The heritage organisation, An Taisce, is seeking permission from the High Court to challenge the construction of the M3 motorway, in legal action that could have implications for the State's entire road building programme.
An Taisce says the National Roads Authority has failed to comply with legislation obliging it to produce a draft plan for the construction and maintenance of the national roads system every five years.
Because of this, it says the procedure followed in relation to the M3 motorway between Clonee and Kells is completely flawed.
An Taisce described the building of the M3 as having very major consequences for a range of environmental issues, and it said it would have adverse effects on the national monument at the Hill of Tara.
Mr Justice Peter Kelly refused to grant permission for An Taisce's challenge without hearing from the NRA and the Minister for Transport, Martin Cullen.
He said negotiations are underway and may even be completed between the NRA and the contractor who is going to build the motorway.
Justice Kelly was not prepared to take the risk of jeopardising those negotiations without hearing from the NRA.

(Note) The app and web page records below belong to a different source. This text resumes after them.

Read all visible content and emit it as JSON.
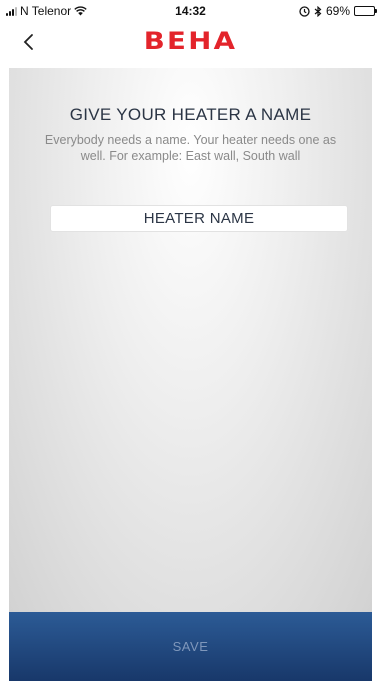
{
  "status_bar": {
    "carrier": "N Telenor",
    "time": "14:32",
    "battery_percent": "69%",
    "icons": [
      "signal-icon",
      "wifi-icon",
      "alarm-icon",
      "bluetooth-icon",
      "battery-icon"
    ]
  },
  "nav": {
    "back_icon": "chevron-left-icon",
    "logo_text": "BEHA"
  },
  "main": {
    "title": "GIVE YOUR HEATER A NAME",
    "subtitle": "Everybody needs a name. Your heater needs one as well. For example: East wall, South wall",
    "name_field": {
      "placeholder": "HEATER NAME",
      "value": ""
    }
  },
  "footer": {
    "save_label": "SAVE"
  },
  "colors": {
    "brand_red": "#e3242b",
    "save_bar": "#214a82",
    "title_text": "#2b3545"
  }
}
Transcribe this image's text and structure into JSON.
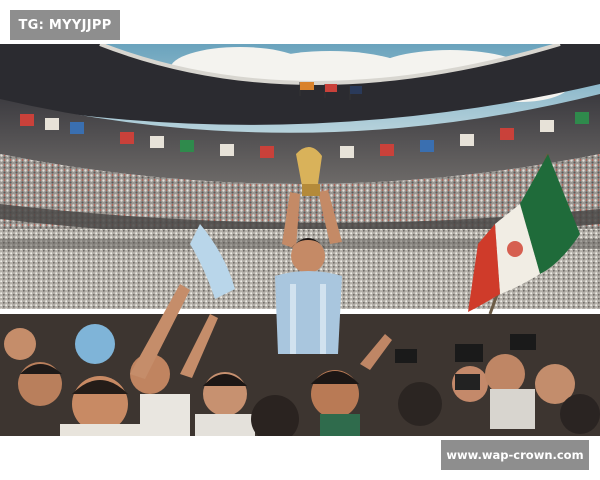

The case will come before the court again next Wednesday when the NRA and Minister Cullen will have the opportunity of making submissions.